As the officers chase Ingrid, Bill and Ronnie through the castle, Ingrid breaks away, recites the incantation and tosses the ashes on Malcolm’s portrait. To everyone’s amazement, the headless ghost of Malcolm then walks downstairs as his head floats in through a doorway. Malcolm catches his head and sticks it on, smiling in satisfaction when it is firmly attached.
The 16th Earl says that he doesn’t intend to press charges against Ingrid, Bill and Ronnie, but Grayson insists that everyone accompany him to the police station so that they can explain to the Inspector exactly what has happened. They all walk out into the foggy English night, smiling and chatting amiably.
Cast and characters:
Richard Lyon … Bill
Liliane Sottane … Ingrid Joervets
David Rose … Ronnie
Jack Allen … The Live Earl of Ambrose
Clive Revill … The Ghost of the Fourth Earl of Ambrose
Alexander Archdale … The Ghost of Sir Randolph
John Stacy … Parker
Carl Bernard … Sergeant Grayson
Trevor Barnett … Strongman
Donald Bisset … Guide
Josephine Blake … Kooch Dancer Ghost
Mary Barclay … Lady Ambrose
Patrick Connor … Constable
Janina Faye … Veronica (uncredited)
Smokey … The cat that frightens Ingrid. The pet of Mr & Mrs Cousens, he was ‘talent spotted’ in their off-licence in Kingston Road SW19.
Merton Park Studios, Merton Park, South London
The Headless Ghost premiered in New York City on 29th April 1959. It opened in the UK in June 1959. The film was given a U-certificate by the British Board of Film Censors (BBFC), allowing its exhibition to people of all ages. However, ‘To obtain this category cuts were required but the details are not available.’

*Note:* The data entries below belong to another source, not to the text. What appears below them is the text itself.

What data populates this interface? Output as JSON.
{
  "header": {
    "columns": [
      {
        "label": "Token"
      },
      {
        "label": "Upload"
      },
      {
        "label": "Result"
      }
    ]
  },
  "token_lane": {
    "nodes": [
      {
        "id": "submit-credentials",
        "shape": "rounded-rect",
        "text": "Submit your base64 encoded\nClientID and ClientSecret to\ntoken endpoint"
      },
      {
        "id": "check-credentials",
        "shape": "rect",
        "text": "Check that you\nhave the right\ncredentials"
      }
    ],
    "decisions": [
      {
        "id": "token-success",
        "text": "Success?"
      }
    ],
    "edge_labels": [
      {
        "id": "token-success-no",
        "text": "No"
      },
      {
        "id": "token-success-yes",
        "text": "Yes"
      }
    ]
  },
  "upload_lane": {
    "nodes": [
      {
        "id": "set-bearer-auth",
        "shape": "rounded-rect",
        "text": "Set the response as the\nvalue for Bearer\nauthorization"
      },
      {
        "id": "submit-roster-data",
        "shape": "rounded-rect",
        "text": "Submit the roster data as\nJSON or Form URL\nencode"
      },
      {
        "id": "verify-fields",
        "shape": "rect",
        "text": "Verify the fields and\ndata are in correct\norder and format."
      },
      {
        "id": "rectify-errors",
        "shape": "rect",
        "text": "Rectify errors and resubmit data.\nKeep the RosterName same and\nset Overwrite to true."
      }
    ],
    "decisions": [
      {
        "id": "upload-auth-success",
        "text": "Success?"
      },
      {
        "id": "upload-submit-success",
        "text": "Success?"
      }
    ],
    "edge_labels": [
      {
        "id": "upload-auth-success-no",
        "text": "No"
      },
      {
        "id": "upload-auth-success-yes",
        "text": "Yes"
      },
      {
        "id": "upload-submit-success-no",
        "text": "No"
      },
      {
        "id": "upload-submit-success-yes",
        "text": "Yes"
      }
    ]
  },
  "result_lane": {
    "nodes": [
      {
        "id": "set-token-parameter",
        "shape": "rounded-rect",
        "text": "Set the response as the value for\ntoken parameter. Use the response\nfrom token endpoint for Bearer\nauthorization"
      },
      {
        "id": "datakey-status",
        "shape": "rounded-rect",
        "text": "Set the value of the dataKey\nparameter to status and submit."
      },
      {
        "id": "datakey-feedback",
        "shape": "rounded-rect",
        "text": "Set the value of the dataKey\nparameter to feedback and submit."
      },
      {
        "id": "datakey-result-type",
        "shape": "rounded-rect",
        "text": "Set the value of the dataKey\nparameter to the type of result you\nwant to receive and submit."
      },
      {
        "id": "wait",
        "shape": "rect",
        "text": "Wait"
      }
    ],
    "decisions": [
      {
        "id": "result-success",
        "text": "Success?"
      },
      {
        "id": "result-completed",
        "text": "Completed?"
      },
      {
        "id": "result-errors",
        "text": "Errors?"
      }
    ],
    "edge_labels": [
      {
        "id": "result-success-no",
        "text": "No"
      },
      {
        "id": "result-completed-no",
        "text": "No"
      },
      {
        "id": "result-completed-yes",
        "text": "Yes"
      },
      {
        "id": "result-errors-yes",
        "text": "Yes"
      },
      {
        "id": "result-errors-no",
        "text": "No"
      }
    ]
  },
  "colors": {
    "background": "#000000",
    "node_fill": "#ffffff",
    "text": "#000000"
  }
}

In June 1959, American International Records released a 45 rpm single by The Nightmares. The A-side song was titled ‘(Oooh I’m Scared Of The) Horrors of the Black Museum’ and the B-side song was ‘The Headless Ghost’. Each song ran a few seconds short of two minutes.